* [Action item]:
All entries below are to be written out again exactly, but no picture is to be copied.

* [Data for the task]:
**********

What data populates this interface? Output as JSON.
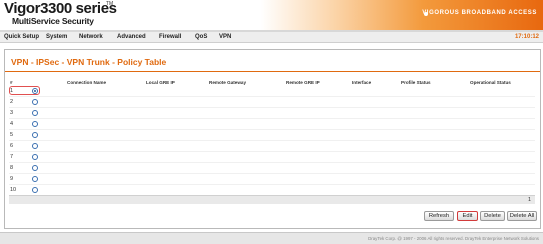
{
  "header": {
    "brand": "Vigor3300 series",
    "tm": "TM",
    "subtitle": "MultiService Security",
    "slogan": "VIGOROUS BROADBAND ACCESS"
  },
  "menu": {
    "items": [
      "Quick Setup",
      "System",
      "Network",
      "Advanced",
      "Firewall",
      "QoS",
      "VPN"
    ],
    "clock": "17:10:12"
  },
  "page": {
    "title": "VPN - IPSec - VPN Trunk - Policy Table"
  },
  "table": {
    "columns": [
      "#",
      "Connection Name",
      "Local GRE IP",
      "Remote Gateway",
      "Remote GRE IP",
      "Interface",
      "Profile Status",
      "Operational Status"
    ],
    "rows": [
      {
        "index": "1",
        "selected": true
      },
      {
        "index": "2",
        "selected": false
      },
      {
        "index": "3",
        "selected": false
      },
      {
        "index": "4",
        "selected": false
      },
      {
        "index": "5",
        "selected": false
      },
      {
        "index": "6",
        "selected": false
      },
      {
        "index": "7",
        "selected": false
      },
      {
        "index": "8",
        "selected": false
      },
      {
        "index": "9",
        "selected": false
      },
      {
        "index": "10",
        "selected": false
      }
    ],
    "page": "1"
  },
  "buttons": {
    "refresh": "Refresh",
    "edit": "Edit",
    "delete": "Delete",
    "delete_all": "Delete All"
  },
  "footer": {
    "text": "DrayTek Corp. @ 1997 - 2006 All rights reserved. DrayTek Enterprise Network Solutions"
  },
  "colors": {
    "accent": "#e06a10",
    "selection_border": "#e15050"
  }
}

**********

* [Your response]:
What data populates this interface? Output as JSON.
{
  "header": {
    "brand": "Vigor3300 series",
    "tm": "TM",
    "subtitle": "MultiService Security",
    "slogan": "VIGOROUS BROADBAND ACCESS"
  },
  "menu": {
    "items": [
      "Quick Setup",
      "System",
      "Network",
      "Advanced",
      "Firewall",
      "QoS",
      "VPN"
    ],
    "clock": "17:10:12"
  },
  "page": {
    "title": "VPN - IPSec - VPN Trunk - Policy Table"
  },
  "table": {
    "columns": [
      "#",
      "Connection Name",
      "Local GRE IP",
      "Remote Gateway",
      "Remote GRE IP",
      "Interface",
      "Profile Status",
      "Operational Status"
    ],
    "rows": [
      {
        "index": "1",
        "selected": true
      },
      {
        "index": "2",
        "selected": false
      },
      {
        "index": "3",
        "selected": false
      },
      {
        "index": "4",
        "selected": false
      },
      {
        "index": "5",
        "selected": false
      },
      {
        "index": "6",
        "selected": false
      },
      {
        "index": "7",
        "selected": false
      },
      {
        "index": "8",
        "selected": false
      },
      {
        "index": "9",
        "selected": false
      },
      {
        "index": "10",
        "selected": false
      }
    ],
    "page": "1"
  },
  "buttons": {
    "refresh": "Refresh",
    "edit": "Edit",
    "delete": "Delete",
    "delete_all": "Delete All"
  },
  "footer": {
    "text": "DrayTek Corp. @ 1997 - 2006 All rights reserved. DrayTek Enterprise Network Solutions"
  },
  "colors": {
    "accent": "#e06a10",
    "selection_border": "#e15050"
  }
}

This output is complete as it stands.